Keith N. Hylton
|Abstract of: Keith N. Hylton, Slavery and
Tort Law, 84 Boston University Law Review 1209- 1255, 1209-1213
(December, 2004) (186 Footnotes Omitted)
On March 26, 2002, a class action complaint seeking reparations for
slavery was filed in the federal district court for the Eastern District
of New York under the name Farmer-Paellman v. FleetBoston. The complaint
named as defendants FleetBoston Financial Corporation (a bank), Aetna
(an insurance company), CSX (a railroad) and a large number of unnamed
corporations described as "Corporate Does Numbers 1- 1000."
The complaint asked for restitution, compensatory damages, punitive
damages, and an accounting of the profits earned by the predecessors of
these firms from slavery.
The FleetBoston complaint transformed a long-discussed theoretical
matter into a living animal with the potential to bite someone. For up
until the date of the complaint, the reparations debate had been
conducted largely among friends and receptive audiences. Anyone who
objected to the notion of paying reparations for slavery could ignore
the issue, and most people did just that. One member of Congress, John
Conyers, introduced a bill seeking slavery reparations twelve years in a
row, each time meeting a lopsided defeat and a collective yawn from his
colleagues. The class action suit, though a long shot from the start for
the plaintiffs, represented a significant change in the terms of the
This paper evaluates the claim for slavery reparations from a torts
perspective. I start with an examination of the injuries inflicted on
slaves, and the extent to which tort law provides a vehicle for
redressing these injuries. Next, I address the question of
"derivative claims," claims brought by someone other than the
direct victim. This category of claims covers the reparations complaint.
As I will explain, tort law, for the most part, has not been receptive
to derivative claims. Lastly, I discuss the accounting demand by the
Tort doctrine appears to be inadequate as a means of converting the
injuries to slaves into claims for damages. Slavery involves some
obvious torts, such as assault and battery, conversion, and wrongful
confinement. A person held as a slave today could surely collect
damages. Slavery also involves a category of "social torts,"
however, that are equally if not more harmful, for which tort law
appears to be an inadequate means of seeking compensation. Among these
social torts are the slave marriage, the deprivation of status, and the
denial of religious freedom. Traditional tort doctrine does not have any
readily available "forms of action" for these injuries. And
yet it is the social torts that are potentially most damaging to slave
descendants because, like a constantly mutating virus, they have the
capacity to injure successive generations.
Of course, reparations claims are derivative in the sense that they are
not brought by direct victims, and thus the fact that a person held as a
slave today could collect damages does not tell us whether descendants
of slaves should be able to seek compensation through the tort system.
The derivative status of reparations claims presents special obstacles
for plaintiffs.
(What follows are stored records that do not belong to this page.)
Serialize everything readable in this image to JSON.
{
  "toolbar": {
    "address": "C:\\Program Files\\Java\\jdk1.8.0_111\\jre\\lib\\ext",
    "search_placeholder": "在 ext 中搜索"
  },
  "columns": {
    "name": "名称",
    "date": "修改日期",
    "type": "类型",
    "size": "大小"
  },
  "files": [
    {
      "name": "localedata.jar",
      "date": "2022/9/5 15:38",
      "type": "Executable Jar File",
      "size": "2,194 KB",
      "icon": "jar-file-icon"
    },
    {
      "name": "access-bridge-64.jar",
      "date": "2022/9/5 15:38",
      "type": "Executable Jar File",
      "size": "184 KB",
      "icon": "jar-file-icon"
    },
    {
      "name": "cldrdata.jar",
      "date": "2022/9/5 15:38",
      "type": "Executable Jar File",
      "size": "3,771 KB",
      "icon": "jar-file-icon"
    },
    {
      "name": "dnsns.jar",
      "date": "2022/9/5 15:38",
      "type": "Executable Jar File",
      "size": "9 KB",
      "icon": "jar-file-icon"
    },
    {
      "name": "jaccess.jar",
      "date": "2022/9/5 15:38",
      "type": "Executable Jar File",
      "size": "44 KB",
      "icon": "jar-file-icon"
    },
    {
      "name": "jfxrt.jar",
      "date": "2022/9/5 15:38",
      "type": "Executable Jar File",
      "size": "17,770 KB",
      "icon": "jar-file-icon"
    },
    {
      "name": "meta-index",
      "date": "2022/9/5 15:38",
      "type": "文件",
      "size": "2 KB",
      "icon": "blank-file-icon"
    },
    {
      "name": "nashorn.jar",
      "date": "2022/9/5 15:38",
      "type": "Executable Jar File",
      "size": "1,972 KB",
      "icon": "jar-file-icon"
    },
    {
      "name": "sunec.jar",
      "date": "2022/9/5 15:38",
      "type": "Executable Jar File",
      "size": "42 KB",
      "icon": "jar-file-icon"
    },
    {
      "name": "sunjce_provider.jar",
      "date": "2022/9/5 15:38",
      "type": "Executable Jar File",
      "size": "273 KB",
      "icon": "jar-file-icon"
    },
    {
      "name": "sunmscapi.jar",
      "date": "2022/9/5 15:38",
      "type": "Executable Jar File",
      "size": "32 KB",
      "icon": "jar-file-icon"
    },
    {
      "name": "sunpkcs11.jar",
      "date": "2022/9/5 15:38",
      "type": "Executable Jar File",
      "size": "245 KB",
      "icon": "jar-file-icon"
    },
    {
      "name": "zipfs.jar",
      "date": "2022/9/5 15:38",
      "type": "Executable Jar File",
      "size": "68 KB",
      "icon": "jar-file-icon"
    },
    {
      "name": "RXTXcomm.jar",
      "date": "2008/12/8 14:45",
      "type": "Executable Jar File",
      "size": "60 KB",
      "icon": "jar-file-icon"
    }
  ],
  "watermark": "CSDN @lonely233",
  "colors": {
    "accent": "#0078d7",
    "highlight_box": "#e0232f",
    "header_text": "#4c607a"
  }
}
However, the fact that slavery was entirely within the
law when it was practiced should not be viewed as a substantial
obstacle. The slaveholder sought a regime in which the law would not
constrain him in his dealings with slaves. Applying today's law to that
relationship should be viewed as bringing law to a regime from which it
had been entirely displaced, not as a retroactive application of a
different set of rules.
The more troubling problem for plaintiffs is the passage of time. After
enough time has passed, tort doctrine shuts the door on compensation
claims based on old and distant injuries. The FleetBoston complaint and
its progeny are clearly vulnerable to this argument.
The only component of the new reparations claims that has the potential
for social gain is the demand for an accounting. Information on
slavery's victims and how they were hurt has been readily available for
a long time. Information on slavery's beneficiaries and precisely how
they profited should also be in the public's hands, for it has the
potential to clarify perceptions on the social costs of slavery, bring
about a more honest exchange on racial issues, and reduce incentives to
discriminate in the present. I would prefer to see the scope of the
demand expanded to include information not only on profits from slavery,
but also profits from the oppressive and discriminatory regimes that
appeared in its wake.
. Professor of Law and Paul J. Liacos Scholar, Boston